### Work required
Each line that has the string "title" must be copied from the records below.

### Entries from a dataset of interfaces

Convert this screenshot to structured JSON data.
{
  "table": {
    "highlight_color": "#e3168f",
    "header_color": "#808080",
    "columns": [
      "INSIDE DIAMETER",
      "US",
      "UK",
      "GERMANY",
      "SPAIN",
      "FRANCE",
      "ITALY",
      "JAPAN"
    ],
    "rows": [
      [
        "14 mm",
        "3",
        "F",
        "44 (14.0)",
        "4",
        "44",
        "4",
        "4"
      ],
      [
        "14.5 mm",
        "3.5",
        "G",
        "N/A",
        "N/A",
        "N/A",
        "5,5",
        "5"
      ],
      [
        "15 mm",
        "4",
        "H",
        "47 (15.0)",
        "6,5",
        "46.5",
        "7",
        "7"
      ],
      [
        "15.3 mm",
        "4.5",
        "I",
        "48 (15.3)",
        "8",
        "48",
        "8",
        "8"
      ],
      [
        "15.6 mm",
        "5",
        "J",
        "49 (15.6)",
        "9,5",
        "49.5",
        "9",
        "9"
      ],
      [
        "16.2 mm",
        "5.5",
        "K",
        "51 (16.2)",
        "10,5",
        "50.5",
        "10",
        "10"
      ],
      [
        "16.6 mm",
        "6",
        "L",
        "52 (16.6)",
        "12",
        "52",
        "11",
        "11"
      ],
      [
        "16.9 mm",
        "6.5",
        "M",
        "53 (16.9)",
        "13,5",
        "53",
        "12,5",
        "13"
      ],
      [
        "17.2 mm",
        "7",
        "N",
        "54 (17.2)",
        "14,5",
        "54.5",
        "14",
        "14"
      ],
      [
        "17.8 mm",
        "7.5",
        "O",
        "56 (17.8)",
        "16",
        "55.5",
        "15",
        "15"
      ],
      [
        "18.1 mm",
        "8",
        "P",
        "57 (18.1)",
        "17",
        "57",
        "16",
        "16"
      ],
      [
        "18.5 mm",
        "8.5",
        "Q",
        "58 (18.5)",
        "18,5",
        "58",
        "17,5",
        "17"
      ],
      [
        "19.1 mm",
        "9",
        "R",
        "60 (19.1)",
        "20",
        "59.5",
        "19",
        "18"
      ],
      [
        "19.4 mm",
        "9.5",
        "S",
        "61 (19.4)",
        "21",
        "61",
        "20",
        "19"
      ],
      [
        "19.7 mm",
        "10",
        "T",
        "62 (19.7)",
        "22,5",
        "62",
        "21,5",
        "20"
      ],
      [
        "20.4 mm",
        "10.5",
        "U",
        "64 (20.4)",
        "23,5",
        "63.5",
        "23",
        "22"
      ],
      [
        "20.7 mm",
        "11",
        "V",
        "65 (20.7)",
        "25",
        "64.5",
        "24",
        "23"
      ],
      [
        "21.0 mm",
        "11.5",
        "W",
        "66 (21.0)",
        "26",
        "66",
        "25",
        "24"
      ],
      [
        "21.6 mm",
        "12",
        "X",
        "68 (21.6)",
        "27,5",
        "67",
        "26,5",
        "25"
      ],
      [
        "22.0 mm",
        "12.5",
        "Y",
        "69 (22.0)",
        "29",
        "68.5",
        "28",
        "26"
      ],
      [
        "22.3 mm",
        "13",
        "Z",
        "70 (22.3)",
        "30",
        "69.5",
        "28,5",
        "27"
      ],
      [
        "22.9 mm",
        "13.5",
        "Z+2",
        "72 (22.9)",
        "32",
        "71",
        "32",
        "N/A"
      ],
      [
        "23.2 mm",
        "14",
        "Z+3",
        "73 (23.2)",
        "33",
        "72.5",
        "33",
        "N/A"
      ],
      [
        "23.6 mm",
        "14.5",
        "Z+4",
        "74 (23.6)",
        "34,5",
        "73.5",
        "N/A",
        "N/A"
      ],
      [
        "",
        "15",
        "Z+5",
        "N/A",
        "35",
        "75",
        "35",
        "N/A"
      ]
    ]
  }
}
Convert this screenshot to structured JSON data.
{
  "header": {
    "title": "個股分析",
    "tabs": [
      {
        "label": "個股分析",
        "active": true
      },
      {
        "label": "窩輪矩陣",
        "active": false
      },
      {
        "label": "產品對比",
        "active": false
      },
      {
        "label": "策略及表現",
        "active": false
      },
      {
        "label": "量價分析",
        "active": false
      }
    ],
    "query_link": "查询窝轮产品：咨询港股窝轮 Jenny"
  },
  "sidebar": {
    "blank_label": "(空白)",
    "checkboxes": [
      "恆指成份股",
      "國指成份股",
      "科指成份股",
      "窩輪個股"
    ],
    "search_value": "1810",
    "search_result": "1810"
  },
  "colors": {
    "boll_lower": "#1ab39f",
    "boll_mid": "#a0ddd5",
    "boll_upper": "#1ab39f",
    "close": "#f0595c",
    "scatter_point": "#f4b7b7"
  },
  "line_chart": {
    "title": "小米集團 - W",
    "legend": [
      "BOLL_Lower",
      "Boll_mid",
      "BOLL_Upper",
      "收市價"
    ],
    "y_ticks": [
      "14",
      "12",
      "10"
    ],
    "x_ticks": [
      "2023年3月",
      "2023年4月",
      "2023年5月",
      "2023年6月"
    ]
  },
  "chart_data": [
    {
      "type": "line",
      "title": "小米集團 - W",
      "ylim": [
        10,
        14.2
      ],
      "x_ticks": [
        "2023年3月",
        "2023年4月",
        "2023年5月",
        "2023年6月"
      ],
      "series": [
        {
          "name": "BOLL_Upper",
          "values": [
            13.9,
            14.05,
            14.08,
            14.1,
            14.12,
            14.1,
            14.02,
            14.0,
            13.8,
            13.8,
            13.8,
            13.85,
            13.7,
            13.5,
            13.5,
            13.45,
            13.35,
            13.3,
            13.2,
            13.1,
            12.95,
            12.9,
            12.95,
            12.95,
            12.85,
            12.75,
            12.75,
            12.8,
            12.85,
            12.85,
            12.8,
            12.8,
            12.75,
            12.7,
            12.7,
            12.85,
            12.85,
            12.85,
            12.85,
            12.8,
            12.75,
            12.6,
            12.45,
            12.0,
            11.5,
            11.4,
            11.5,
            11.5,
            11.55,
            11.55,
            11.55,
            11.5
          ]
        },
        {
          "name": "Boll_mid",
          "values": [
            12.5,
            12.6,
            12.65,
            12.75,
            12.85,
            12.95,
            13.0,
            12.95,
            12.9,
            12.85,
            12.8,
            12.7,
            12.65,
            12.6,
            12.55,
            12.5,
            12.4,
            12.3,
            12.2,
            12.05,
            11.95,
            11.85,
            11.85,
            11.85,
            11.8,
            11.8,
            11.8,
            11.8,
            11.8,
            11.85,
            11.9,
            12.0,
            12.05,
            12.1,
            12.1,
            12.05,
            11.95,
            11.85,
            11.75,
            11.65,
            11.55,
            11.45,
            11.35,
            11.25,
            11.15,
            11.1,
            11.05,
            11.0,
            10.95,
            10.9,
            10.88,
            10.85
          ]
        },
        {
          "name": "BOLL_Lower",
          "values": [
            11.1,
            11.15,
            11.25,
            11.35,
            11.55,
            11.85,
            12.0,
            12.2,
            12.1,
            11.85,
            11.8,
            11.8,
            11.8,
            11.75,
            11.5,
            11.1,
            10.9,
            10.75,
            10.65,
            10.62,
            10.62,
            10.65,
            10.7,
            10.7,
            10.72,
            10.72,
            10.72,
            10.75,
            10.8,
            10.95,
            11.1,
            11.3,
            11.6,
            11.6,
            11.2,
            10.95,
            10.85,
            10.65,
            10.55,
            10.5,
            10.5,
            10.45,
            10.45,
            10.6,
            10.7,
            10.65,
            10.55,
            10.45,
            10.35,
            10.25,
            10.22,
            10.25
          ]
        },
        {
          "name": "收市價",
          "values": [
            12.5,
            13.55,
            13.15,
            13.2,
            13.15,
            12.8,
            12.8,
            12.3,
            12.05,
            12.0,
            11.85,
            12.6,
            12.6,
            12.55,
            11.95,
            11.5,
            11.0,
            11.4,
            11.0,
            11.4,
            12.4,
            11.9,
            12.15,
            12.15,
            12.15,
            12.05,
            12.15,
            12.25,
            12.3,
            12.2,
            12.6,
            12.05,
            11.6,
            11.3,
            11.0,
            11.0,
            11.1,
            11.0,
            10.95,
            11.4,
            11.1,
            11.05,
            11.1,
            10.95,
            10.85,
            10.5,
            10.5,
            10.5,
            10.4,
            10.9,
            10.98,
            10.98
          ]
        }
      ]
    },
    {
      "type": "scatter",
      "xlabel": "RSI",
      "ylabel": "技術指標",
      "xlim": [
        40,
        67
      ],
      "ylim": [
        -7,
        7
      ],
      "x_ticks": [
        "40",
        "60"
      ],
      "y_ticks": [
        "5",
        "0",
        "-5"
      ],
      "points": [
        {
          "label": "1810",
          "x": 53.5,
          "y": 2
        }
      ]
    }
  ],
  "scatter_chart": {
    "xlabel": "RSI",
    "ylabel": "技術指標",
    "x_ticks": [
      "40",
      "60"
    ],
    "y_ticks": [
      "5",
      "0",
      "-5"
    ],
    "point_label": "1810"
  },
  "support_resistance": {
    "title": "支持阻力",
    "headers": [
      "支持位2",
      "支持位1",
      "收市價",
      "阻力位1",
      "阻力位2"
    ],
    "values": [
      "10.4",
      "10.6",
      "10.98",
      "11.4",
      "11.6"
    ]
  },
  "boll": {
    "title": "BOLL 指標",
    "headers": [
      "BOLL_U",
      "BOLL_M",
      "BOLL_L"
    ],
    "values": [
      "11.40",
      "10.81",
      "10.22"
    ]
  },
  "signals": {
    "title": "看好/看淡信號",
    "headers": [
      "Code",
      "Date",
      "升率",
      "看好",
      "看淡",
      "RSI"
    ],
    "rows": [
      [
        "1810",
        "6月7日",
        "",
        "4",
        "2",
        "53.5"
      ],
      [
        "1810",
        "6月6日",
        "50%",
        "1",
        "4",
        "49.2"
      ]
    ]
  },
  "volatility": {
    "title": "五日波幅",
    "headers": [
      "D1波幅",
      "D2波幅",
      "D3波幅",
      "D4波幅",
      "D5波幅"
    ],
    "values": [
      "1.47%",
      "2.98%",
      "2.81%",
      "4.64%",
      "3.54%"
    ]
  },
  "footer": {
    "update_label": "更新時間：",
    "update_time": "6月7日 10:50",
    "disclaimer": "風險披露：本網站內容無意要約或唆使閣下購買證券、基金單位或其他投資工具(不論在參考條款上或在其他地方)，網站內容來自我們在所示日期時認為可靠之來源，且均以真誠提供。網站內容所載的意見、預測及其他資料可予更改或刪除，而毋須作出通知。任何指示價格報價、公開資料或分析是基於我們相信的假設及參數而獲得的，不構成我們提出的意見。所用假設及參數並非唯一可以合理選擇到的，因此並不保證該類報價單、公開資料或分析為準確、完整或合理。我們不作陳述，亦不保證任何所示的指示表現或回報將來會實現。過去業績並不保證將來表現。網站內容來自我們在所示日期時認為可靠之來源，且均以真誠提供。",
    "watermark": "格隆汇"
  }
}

### Solution for this problem
    "title": "個股分析",
    "title": "小米集團 - W",
      "title": "小米集團 - W",
    "title": "支持阻力",
    "title": "BOLL 指標",
    "title": "看好/看淡信號",
    "title": "五日波幅",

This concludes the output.